When he was just 6 years old Donald A. Thomas decided he wanted to be an astronaut.
"I grew up in Independence, 11 miles south of Cleveland, and while I was in kindergarten they brought us to the gym on May 5, 1961 and we watched the launch of the first American heading to space," Thomas said. "I was hooked and knew then and there what I wanted to do in my life."
The next year the students were all taken to the gym to watch Ohio astronaut John Glenn's first launch.
"After the launch we went back to our classroom where I spent the rest of the morning looking out the window to see if I could catch a glimpse of John Glenn's Friendship Seven capsule as it passed overhead, but unfortunately I never did," Thomas recalled.
Thomas will be coming to the Hudson Library and Historical Society Feb. 19 at 7 p.m. to speak about his life with NASA and his new book, "Orbit of Discovery."
A 1973 graduate of Cleveland Heights High School, Thomas earned a bachelor of science degree in physics from Case Western Reserve University in 1977, and a master of science degree and a doctorate in materials science from Cornell University in 1980 and 1982, respectively.
"I never gave up on my dream in life and, finally, when I was 35 years old I was selected by NASA to be an astronaut," the Thomas said. "Four years later in 1994 I launched on my first mission aboard Space Shuttle Columbia on the STS-65 mission."
"Orbit of Discovery" is about Thomas' second mission in 1995. The mission that is now known as the "woodpecker shuttle flight" and also as the "The All-Ohio Space Shuttle Mission."
A week before the scheduled launch of Space Shuttle Discovery in 1995 (the STS-70 mission) one woodpecker made 205 holes in the soft foam insulation covering the huge external fuel tank of the shuttle.
After repairs, the mission was nicknamed "The Woodpecker Shuttle Flight." It also was known as "The All-Ohio Space Shuttle Mission" since four of the five crew members for that flight were from Ohio.

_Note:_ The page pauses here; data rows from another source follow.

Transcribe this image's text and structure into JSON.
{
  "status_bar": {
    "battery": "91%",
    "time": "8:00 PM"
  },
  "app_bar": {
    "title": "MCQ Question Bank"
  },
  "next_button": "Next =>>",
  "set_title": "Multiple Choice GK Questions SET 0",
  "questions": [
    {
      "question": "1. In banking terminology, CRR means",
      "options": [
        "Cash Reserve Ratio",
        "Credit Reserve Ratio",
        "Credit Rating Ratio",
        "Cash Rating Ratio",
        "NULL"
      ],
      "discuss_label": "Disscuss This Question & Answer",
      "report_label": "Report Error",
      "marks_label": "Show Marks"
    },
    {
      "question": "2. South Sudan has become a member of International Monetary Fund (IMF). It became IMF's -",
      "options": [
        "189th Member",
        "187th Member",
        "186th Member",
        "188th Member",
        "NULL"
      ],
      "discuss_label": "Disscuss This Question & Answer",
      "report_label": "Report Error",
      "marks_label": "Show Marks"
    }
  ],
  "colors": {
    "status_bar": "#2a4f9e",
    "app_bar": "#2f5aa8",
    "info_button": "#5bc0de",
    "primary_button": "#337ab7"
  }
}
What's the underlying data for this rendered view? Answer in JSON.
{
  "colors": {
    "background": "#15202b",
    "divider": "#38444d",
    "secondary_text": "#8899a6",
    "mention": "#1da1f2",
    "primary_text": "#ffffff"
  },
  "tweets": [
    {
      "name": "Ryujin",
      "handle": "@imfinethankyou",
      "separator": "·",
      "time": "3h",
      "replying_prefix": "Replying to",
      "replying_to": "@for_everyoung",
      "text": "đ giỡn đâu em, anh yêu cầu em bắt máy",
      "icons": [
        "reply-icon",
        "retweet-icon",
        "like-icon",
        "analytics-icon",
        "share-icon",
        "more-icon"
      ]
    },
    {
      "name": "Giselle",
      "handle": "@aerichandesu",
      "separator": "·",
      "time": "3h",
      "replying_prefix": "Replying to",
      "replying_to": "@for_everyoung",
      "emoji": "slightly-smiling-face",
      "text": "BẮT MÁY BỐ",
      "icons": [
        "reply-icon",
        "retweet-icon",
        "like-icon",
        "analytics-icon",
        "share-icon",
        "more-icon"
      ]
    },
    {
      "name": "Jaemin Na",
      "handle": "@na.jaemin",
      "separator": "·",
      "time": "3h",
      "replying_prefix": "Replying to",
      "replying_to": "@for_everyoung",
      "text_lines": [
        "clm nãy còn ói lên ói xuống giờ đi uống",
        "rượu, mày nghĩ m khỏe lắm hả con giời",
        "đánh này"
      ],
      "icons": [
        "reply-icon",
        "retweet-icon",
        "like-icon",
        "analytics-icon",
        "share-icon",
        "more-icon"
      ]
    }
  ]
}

George Voinovich, then governor of Ohio, issued a proclamation making the fifth crew member an honorary Ohioan.
He would go on to make two more space flights in 1997.
"The first time I viewed the Earth from space was maybe 15 to 20 minutes after we launched. I unstrapped from my seat and floated to the window where I got my first glimpse of the Earth," Thomas said.
"We were already over Africa and I gasped out loud at the beauty. The sky was pitch black, a darker color than I had ever seen before. It appeared to me like it was glowing black, as if a black fluorescent light.
"Another first impression was how thin our atmosphere is on Earth. On a bright sunny day in Cleveland the sky would appear to go on and on forever, but from space I saw it as a thin sliver surrounding our planet.
"It made me appreciate how fragile the Earth is and made me realize that we need to take better care of our planet."
Thomas said although he saw many pictures from space before his first mission, he wasn't prepared for its beauty.
"'My God, how beautiful,' I gasped. Mine was not a unique experience. During the course of my astronaut career, I flew with five rookie astronauts on my subsequent missions and the reactions were almost universal -- first a sudden gasp and then some form of exclamation -- 'Wow!' or 'Oh my god!' or 'How beautiful,'" he recalled.
Thomas retired from NASA in 2007 and is an associate professor at Towson University in Maryland. He said he is looking forward to visiting Ohio where he still has family and friends.
"I have many great memories of growing up in Ohio, from visiting Geauga Lake Park, Euclid Beach and Cedar Point," Thomas said. "I loved the Metro Park system around Cleveland and all the beautiful state parks where I used to go camping at. I spent a lot of time at Hinckley Park as a kid swimming.
"I think Ohio has the best pizza in the world and still firmly believe that absolutely everything tastes better with some Stadium Mustard on it. I left Cleveland nearly 37 years ago but still root for the Browns and Indians. Some things never change," he said.
Register online for this free program at the library Feb. 19 at 7 p.m. at hudsonlibrary.org or call 330-653-6658, extension 1010.